And just like Kitsu, you can also find recommendations from their “Browse” section. Just remember to select “Manga” on the dropdown menu first. There’s a “Trending” list, “Highest Rating”, “Most Popular”, etc.
But what attracts me the most is their custom recommendation. If you go to the official page of any title, scroll all the way to near the bottom of the page, you’ll find a “Recommendation” section there.
There will be some 30+ manga recommended for any given title. And I gotta say, some of their selections are quite spot on.
Anime-Planet is a mix of a lot of things. It is a manga/anime database, forums, and even a streaming service at the same time. But I personally think they fell somewhat short of doing any of what they set out to do.
Anyway, back to the recommendation. Just like other websites on this list, there are things like “Recently Added Manga”, “Most Popular”, etc. You can sign up for more personalized recommendations.
Another similar feature to the previous entries is the title recommendation. On the official page of every manga title is a “Recommendation” tab. You’ll find quite a lot of titles there along with several user’s commentaries as to why both titles feel similar to one another.
And now we finally enter the realm of forums. And what better way to start than with the largest forum on the internet, Reddit. You can basically find anything that you need to know about Manga on Reddit.
From some basic guides, general information, discussion on specific titles, talks about the arts, and even sharing some tips on collecting manga.
And if you couldn’t find what you need in there, you can simply start a thread of your own. You can ask about manga on specific topics, manga of a certain length, or even advice on choosing the best version of certain manga.
Quora is a website that focuses on asking and answering questions. Sort of like a forum with an extra step. The main difference between Quora and Reddit is the answers itself.

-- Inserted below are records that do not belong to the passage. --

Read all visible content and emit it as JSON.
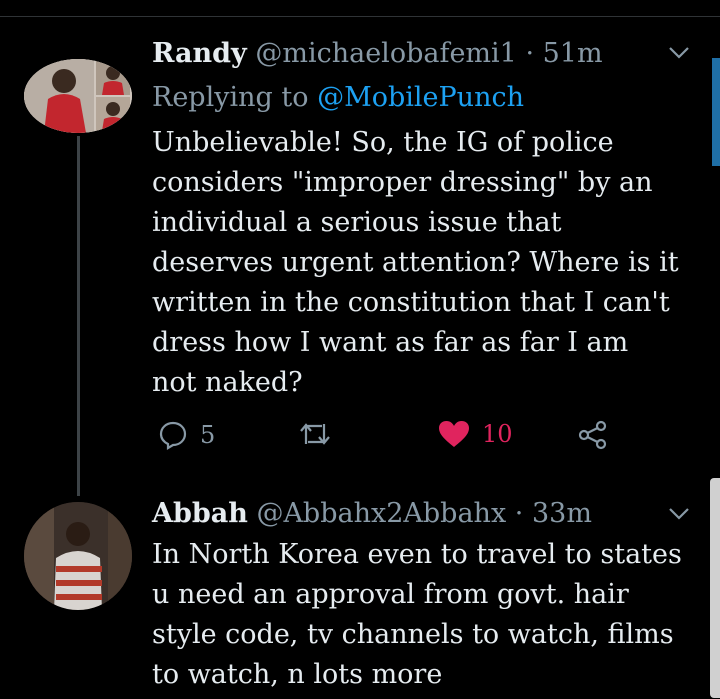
{
  "tweets": [
    {
      "name": "Randy",
      "handle": "@michaelobafemi1",
      "separator": "·",
      "time": "51m",
      "replying_prefix": "Replying to",
      "replying_to": "@MobilePunch",
      "text": "Unbelievable! So, the IG of police\nconsiders \"improper dressing\"  by an\nindividual a serious issue that\ndeserves urgent attention? Where is it\nwritten in the constitution that I can't\ndress how I want as far as far I am\nnot naked?",
      "replies": "5",
      "likes": "10"
    },
    {
      "name": "Abbah",
      "handle": "@Abbahx2Abbahx",
      "separator": "·",
      "time": "33m",
      "text": "In North Korea even to travel to states\nu need an approval from govt. hair\nstyle code, tv channels to watch, films\nto watch, n lots more"
    }
  ],
  "colors": {
    "background": "#000000",
    "text": "#e6ecf0",
    "secondary": "#8899a6",
    "mention": "#1da1f2",
    "like": "#e0245e"
  },
  "icons": [
    "reply-icon",
    "retweet-icon",
    "heart-icon",
    "share-icon",
    "chevron-down-icon"
  ]
}
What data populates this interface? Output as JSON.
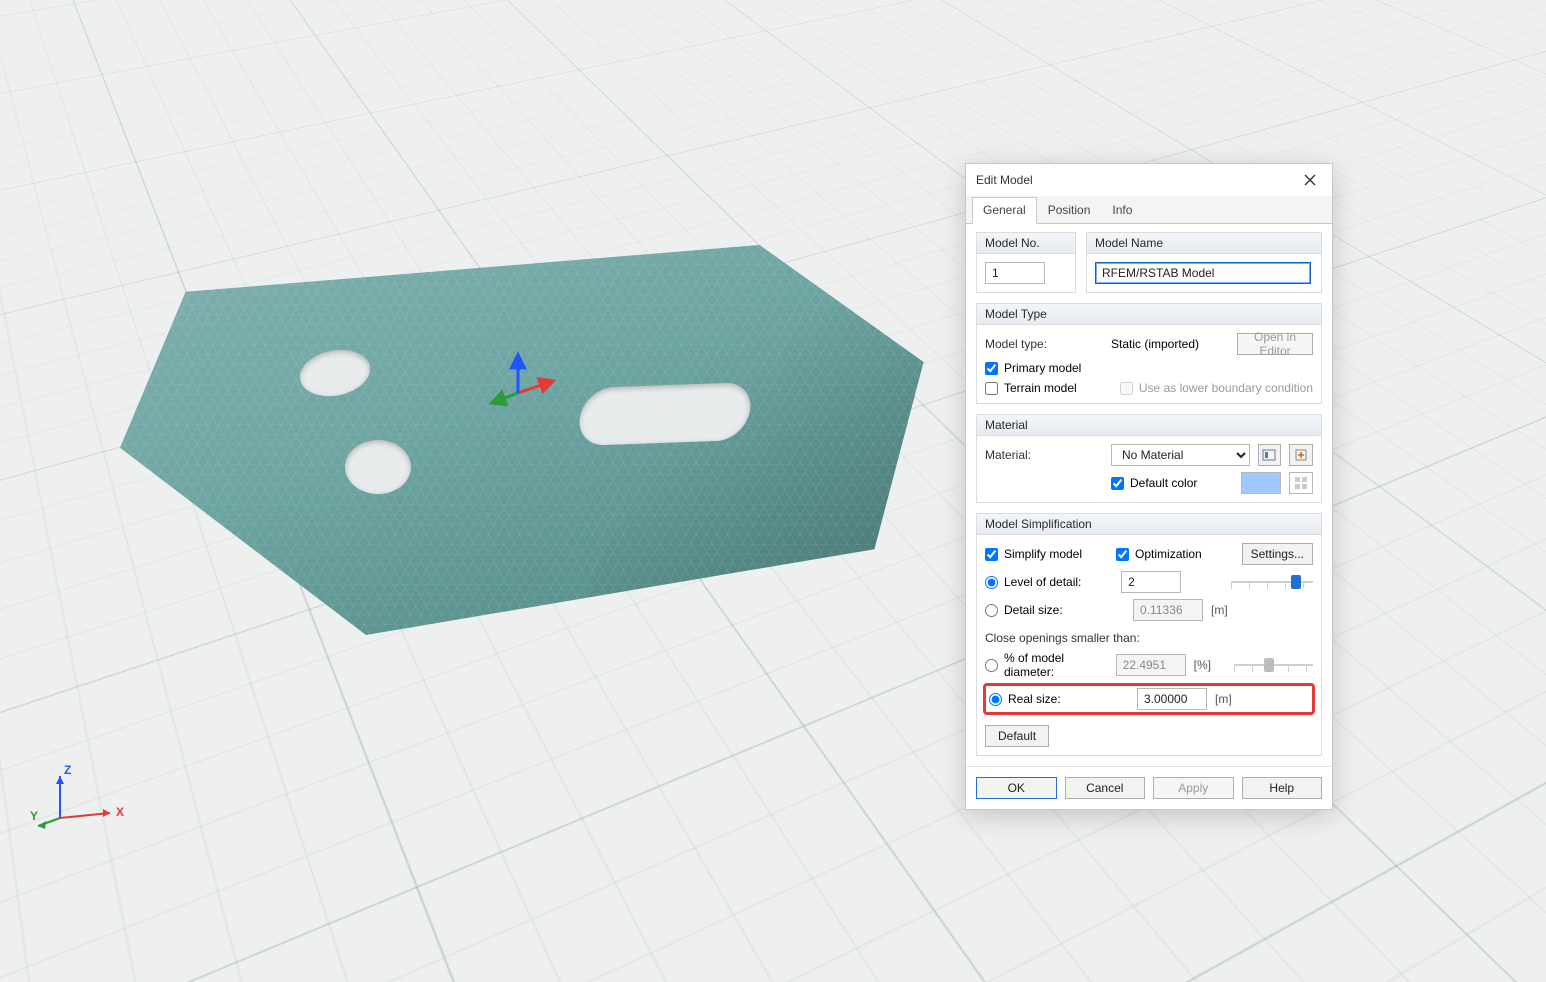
{
  "axes": {
    "x": "X",
    "y": "Y",
    "z": "Z"
  },
  "dialog": {
    "title": "Edit Model",
    "tabs": {
      "general": "General",
      "position": "Position",
      "info": "Info"
    },
    "model_no": {
      "header": "Model No.",
      "value": "1"
    },
    "model_name": {
      "header": "Model Name",
      "value": "RFEM/RSTAB Model"
    },
    "model_type": {
      "header": "Model Type",
      "type_label": "Model type:",
      "type_value": "Static (imported)",
      "open_editor": "Open in Editor",
      "primary": "Primary model",
      "terrain": "Terrain model",
      "lower_boundary": "Use as lower boundary condition"
    },
    "material": {
      "header": "Material",
      "label": "Material:",
      "value": "No Material",
      "default_color": "Default color"
    },
    "simpl": {
      "header": "Model Simplification",
      "simplify": "Simplify model",
      "optimization": "Optimization",
      "settings": "Settings...",
      "lod": "Level of detail:",
      "lod_value": "2",
      "detail": "Detail size:",
      "detail_value": "0.11336",
      "detail_unit": "[m]",
      "close_label": "Close openings smaller than:",
      "pct_label": "% of model diameter:",
      "pct_value": "22.4951",
      "pct_unit": "[%]",
      "real_label": "Real size:",
      "real_value": "3.00000",
      "real_unit": "[m]",
      "default_btn": "Default"
    },
    "footer": {
      "ok": "OK",
      "cancel": "Cancel",
      "apply": "Apply",
      "help": "Help"
    }
  }
}
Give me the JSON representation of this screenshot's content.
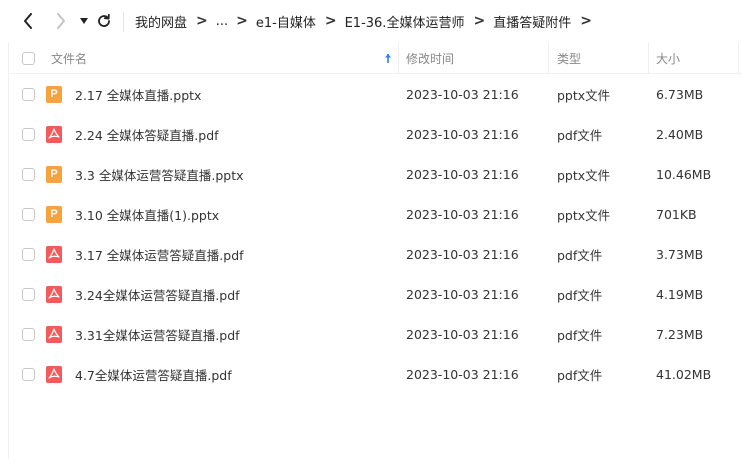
{
  "nav": {
    "back_icon": "chevron-left-icon",
    "forward_icon": "chevron-right-icon",
    "dropdown_icon": "caret-down-icon",
    "refresh_icon": "refresh-icon"
  },
  "breadcrumb": {
    "items": [
      "我的网盘",
      "...",
      "e1-自媒体",
      "E1-36.全媒体运营师",
      "直播答疑附件"
    ],
    "separator": ">"
  },
  "table": {
    "columns": {
      "name": "文件名",
      "modified": "修改时间",
      "type": "类型",
      "size": "大小"
    },
    "sort_icon": "sort-asc-arrow-icon",
    "rows": [
      {
        "name": "2.17 全媒体直播.pptx",
        "modified": "2023-10-03 21:16",
        "type": "pptx文件",
        "size": "6.73MB",
        "icon": "pptx-file-icon",
        "icon_glyph": "P"
      },
      {
        "name": "2.24 全媒体答疑直播.pdf",
        "modified": "2023-10-03 21:16",
        "type": "pdf文件",
        "size": "2.40MB",
        "icon": "pdf-file-icon",
        "icon_glyph": ""
      },
      {
        "name": "3.3 全媒体运营答疑直播.pptx",
        "modified": "2023-10-03 21:16",
        "type": "pptx文件",
        "size": "10.46MB",
        "icon": "pptx-file-icon",
        "icon_glyph": "P"
      },
      {
        "name": "3.10 全媒体直播(1).pptx",
        "modified": "2023-10-03 21:16",
        "type": "pptx文件",
        "size": "701KB",
        "icon": "pptx-file-icon",
        "icon_glyph": "P"
      },
      {
        "name": "3.17 全媒体运营答疑直播.pdf",
        "modified": "2023-10-03 21:16",
        "type": "pdf文件",
        "size": "3.73MB",
        "icon": "pdf-file-icon",
        "icon_glyph": ""
      },
      {
        "name": "3.24全媒体运营答疑直播.pdf",
        "modified": "2023-10-03 21:16",
        "type": "pdf文件",
        "size": "4.19MB",
        "icon": "pdf-file-icon",
        "icon_glyph": ""
      },
      {
        "name": "3.31全媒体运营答疑直播.pdf",
        "modified": "2023-10-03 21:16",
        "type": "pdf文件",
        "size": "7.23MB",
        "icon": "pdf-file-icon",
        "icon_glyph": ""
      },
      {
        "name": "4.7全媒体运营答疑直播.pdf",
        "modified": "2023-10-03 21:16",
        "type": "pdf文件",
        "size": "41.02MB",
        "icon": "pdf-file-icon",
        "icon_glyph": ""
      }
    ]
  },
  "colors": {
    "pptx": "#f7a23a",
    "pdf": "#f15b5b",
    "sort_arrow": "#2f7cf6"
  }
}
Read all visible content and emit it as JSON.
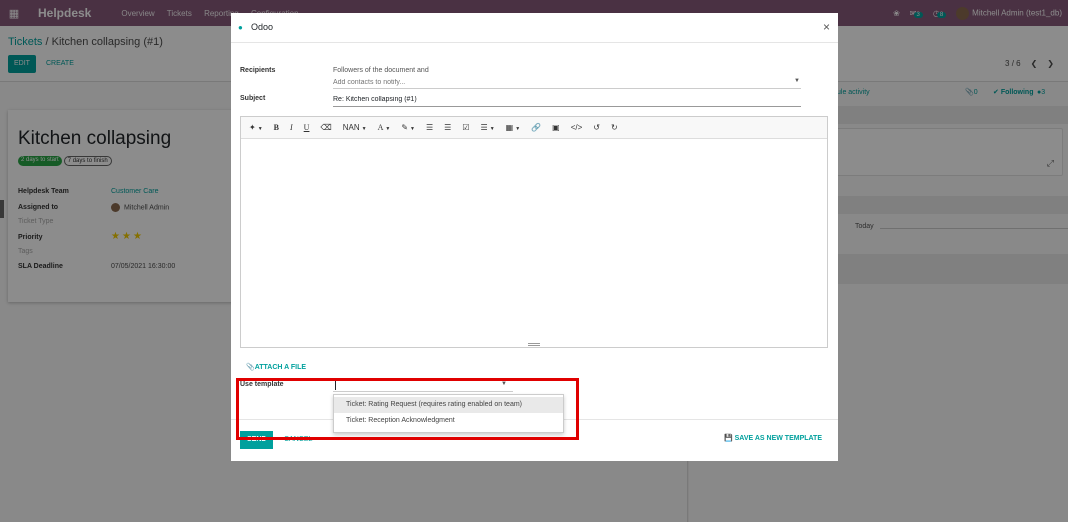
{
  "navbar": {
    "brand": "Helpdesk",
    "menu": [
      "Overview",
      "Tickets",
      "Reporting",
      "Configuration"
    ],
    "activity_count": "3",
    "chat_count": "8",
    "user": "Mitchell Admin (test1_db)"
  },
  "control": {
    "breadcrumb_parent": "Tickets",
    "breadcrumb_sep": "/",
    "breadcrumb_current": "Kitchen collapsing (#1)",
    "edit_label": "EDIT",
    "create_label": "CREATE",
    "pager": "3 / 6"
  },
  "ticket": {
    "title": "Kitchen collapsing",
    "tag_start": "2 days to start",
    "tag_finish": "7 days to finish",
    "fields": {
      "team_label": "Helpdesk Team",
      "team_value": "Customer Care",
      "assigned_label": "Assigned to",
      "assigned_value": "Mitchell Admin",
      "type_label": "Ticket Type",
      "priority_label": "Priority",
      "priority_stars": 3,
      "tags_label": "Tags",
      "sla_label": "SLA Deadline",
      "sla_value": "07/05/2021 16:30:00"
    }
  },
  "chatter": {
    "schedule_activity": "ule activity",
    "attachments_count": "0",
    "following": "Following",
    "followers_count": "3",
    "today_label": "Today"
  },
  "modal": {
    "title": "Odoo",
    "recipients_label": "Recipients",
    "recipients_text": "Followers of the document and",
    "recipients_placeholder": "Add contacts to notify...",
    "subject_label": "Subject",
    "subject_value": "Re: Kitchen collapsing (#1)",
    "toolbar": {
      "font_size": "NAN",
      "text_color": "A"
    },
    "attach_label": "ATTACH A FILE",
    "template_label": "Use template",
    "template_options": [
      "Ticket: Rating Request (requires rating enabled on team)",
      "Ticket: Reception Acknowledgment"
    ],
    "send_label": "SEND",
    "cancel_label": "CANCEL",
    "save_template_label": "SAVE AS NEW TEMPLATE"
  },
  "colors": {
    "brand": "#875a7b",
    "accent": "#00a09d",
    "highlight": "#e00000"
  }
}
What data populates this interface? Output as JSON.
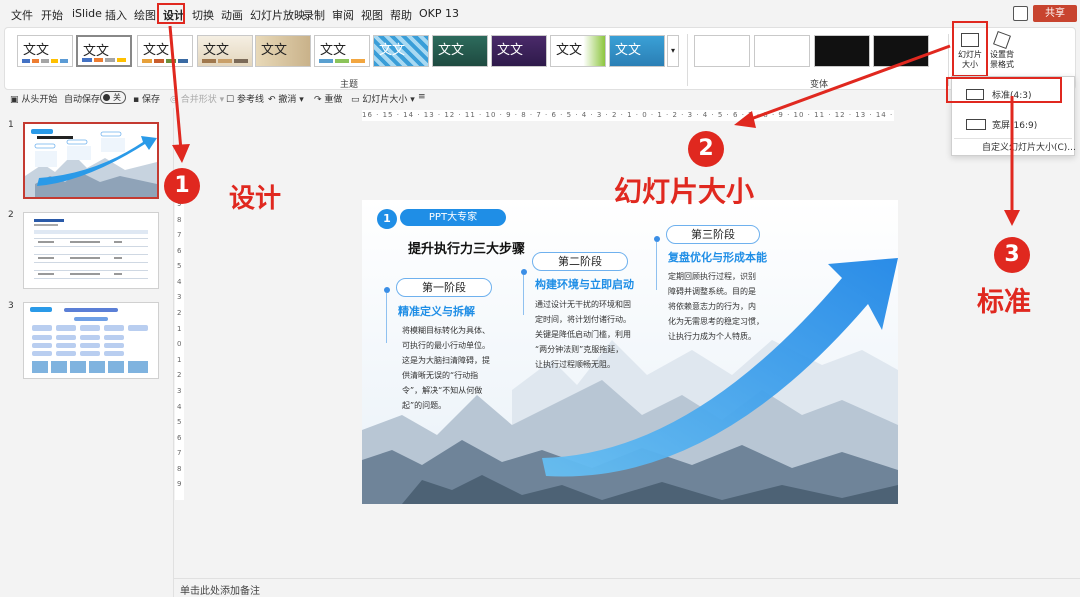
{
  "menu": {
    "items": [
      "文件",
      "开始",
      "iSlide",
      "插入",
      "绘图",
      "设计",
      "切换",
      "动画",
      "幻灯片放映",
      "录制",
      "审阅",
      "视图",
      "帮助",
      "OKP 13"
    ],
    "share_label": "共享"
  },
  "ribbon": {
    "theme_sample_text": "文文",
    "themes_group_label": "主题",
    "variants_group_label": "变体",
    "slide_size_label": "幻灯片大小",
    "format_bg_label": "设置背景格式"
  },
  "qat": {
    "from_start": "从头开始",
    "autosave": "自动保存",
    "autosave_state": "关",
    "save": "保存",
    "merge_shapes": "合并形状",
    "guides": "参考线",
    "undo": "撤消",
    "redo": "重做",
    "slide_size": "幻灯片大小"
  },
  "thumbnails": [
    {
      "number": "1"
    },
    {
      "number": "2"
    },
    {
      "number": "3"
    }
  ],
  "rulers": {
    "horizontal": "16 · 15 · 14 · 13 · 12 · 11 · 10 · 9 · 8 · 7 · 6 · 5 · 4 · 3 · 2 · 1 · 0 · 1 · 2 · 3 · 4 · 5 · 6 · 7 · 8 · 9 · 10 · 11 · 12 · 13 · 14 · 15 · 16",
    "vertical": [
      "9",
      "8",
      "7",
      "6",
      "5",
      "4",
      "3",
      "2",
      "1",
      "0",
      "1",
      "2",
      "3",
      "4",
      "5",
      "6",
      "7",
      "8",
      "9"
    ]
  },
  "slide": {
    "badge_number": "1",
    "tag": "PPT大专家",
    "title": "提升执行力三大步骤",
    "stages": [
      {
        "label": "第一阶段",
        "title": "精准定义与拆解",
        "body": "将模糊目标转化为具体、\n可执行的最小行动单位。\n这是为大脑扫清障碍，提\n供清晰无误的“行动指\n令”，解决“不知从何做\n起”的问题。"
      },
      {
        "label": "第二阶段",
        "title": "构建环境与立即启动",
        "body": "通过设计无干扰的环境和固\n定时间，将计划付诸行动。\n关键是降低启动门槛，利用\n“两分钟法则”克服拖延，\n让执行过程顺畅无阻。"
      },
      {
        "label": "第三阶段",
        "title": "复盘优化与形成本能",
        "body": "定期回顾执行过程，识别\n障碍并调整系统。目的是\n将依赖意志力的行为，内\n化为无需思考的稳定习惯，\n让执行力成为个人特质。"
      }
    ]
  },
  "dropdown": {
    "standard": "标准(4:3)",
    "widescreen": "宽屏(16:9)",
    "custom": "自定义幻灯片大小(C)..."
  },
  "notes_placeholder": "单击此处添加备注",
  "annotations": {
    "step1_number": "1",
    "step1_text": "设计",
    "step2_number": "2",
    "step2_text": "幻灯片大小",
    "step3_number": "3",
    "step3_text": "标准"
  },
  "colors": {
    "accent_red": "#e0281f",
    "share_button": "#c8442f",
    "slide_blue": "#1f8ee6"
  }
}
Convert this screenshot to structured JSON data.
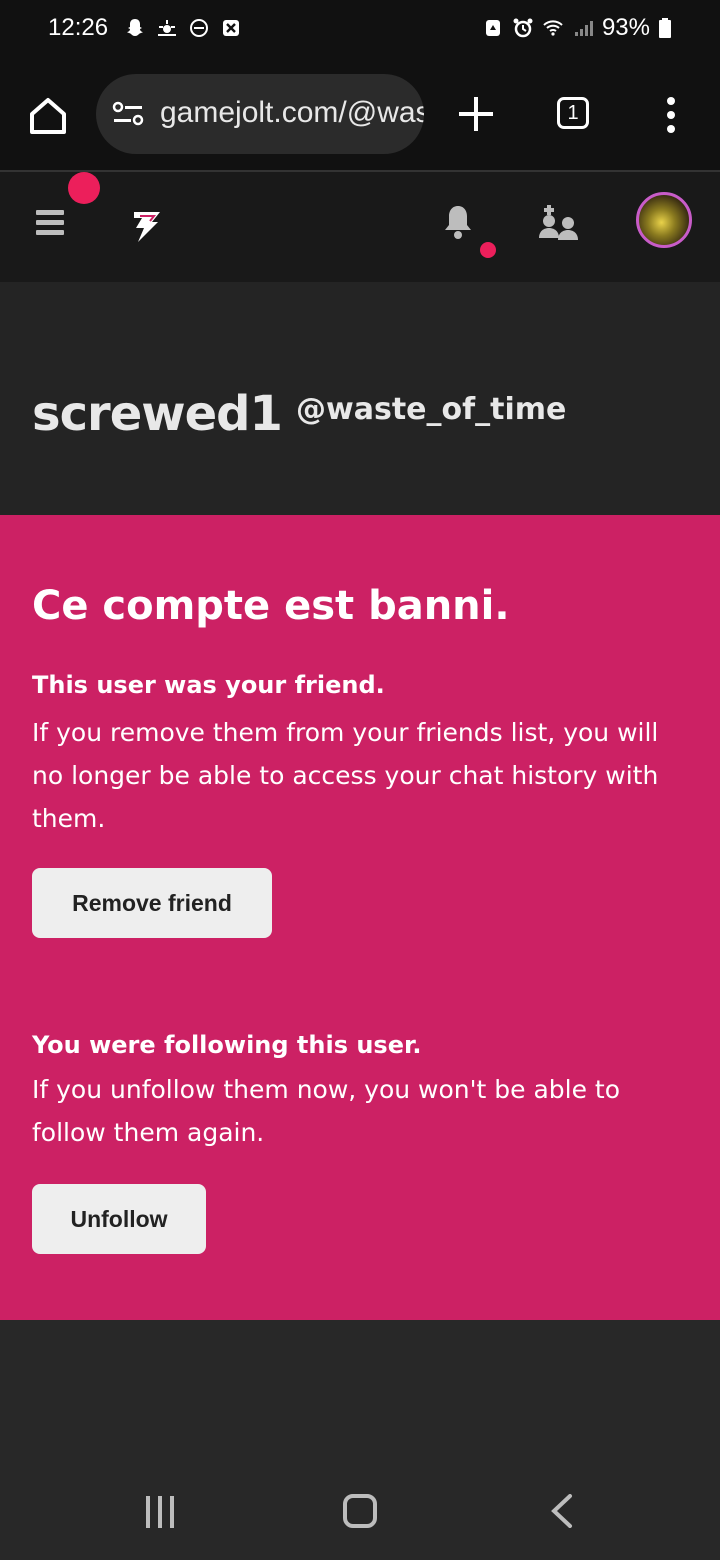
{
  "status_bar": {
    "time": "12:26",
    "battery": "93%"
  },
  "browser": {
    "url": "gamejolt.com/@waste_of_time",
    "tab_count": "1"
  },
  "profile": {
    "display_name": "screwed1",
    "username": "@waste_of_time"
  },
  "banned": {
    "title": "Ce compte est banni.",
    "friend_heading": "This user was your friend.",
    "friend_text": "If you remove them from your friends list, you will no longer be able to access your chat history with them.",
    "remove_label": "Remove friend",
    "follow_heading": "You were following this user.",
    "follow_text": "If you unfollow them now, you won't be able to follow them again.",
    "unfollow_label": "Unfollow"
  },
  "colors": {
    "accent": "#cc2164",
    "notification_dot": "#ec1f5b"
  }
}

On Reddit, just like any other forums, you’ll get answers ranging from just a few words to one or two paragraphs at most. On Quora, however, people would structure their answers like a damn article, complete with Subheadings, pictures, and even links.
More often than not, you’ll find that somebody else has asked what you want to know and there will be tons of answers and recommendations there. And just like Reddit, you can always ask new questions if you want.
BookWalker is a marketplace for digital manga and light novels. Sort of like Comixology but exclusive to manga. This is the official ebook store for the Japanese company called Kadokawa. From stand-alone titles to simultaneous chapter release, you can find them all in BookWalker.
In terms of recommendations, BookWalker will show you some upcoming titles, newly released manga, monthly manga ranking, and even award-winning manga titles. BookWalker is the perfect place to find recommendations on manga that people actually buy.
Time for some shameless plug. One of the central components of this website that you’re currently parked your attention on is manga recommendation. And there are several types of recommendations that you’d find here.
On every piece of review on Manga Digest, you will find three recommended manga that I think would serve as a great continuation to the one that you just read, such as on this review of Demon Slayer.
And if I think certain titles deserve to be explored even more, there will be a dedicated article that would expand those three titles into ten, such as this list on Akira.
Finally, there is the thematic manga recommendation. Some titles that I think you should check out based on certain topics or criteria, such as this list on one-volume seinen manga.
Finding manga recommendations could be a very arduous and time consuming thing to do. Because you might need to shift through one hundred trashes just to find one gem.
But you know what, I believe it is still a very worthy endeavor to take despite all of its hassle. Because that one out of a hundred manga will permanently sit in the library of your head as one of the greatest manga of all time.
So to all of you manga readers out there, happy treasure hunting!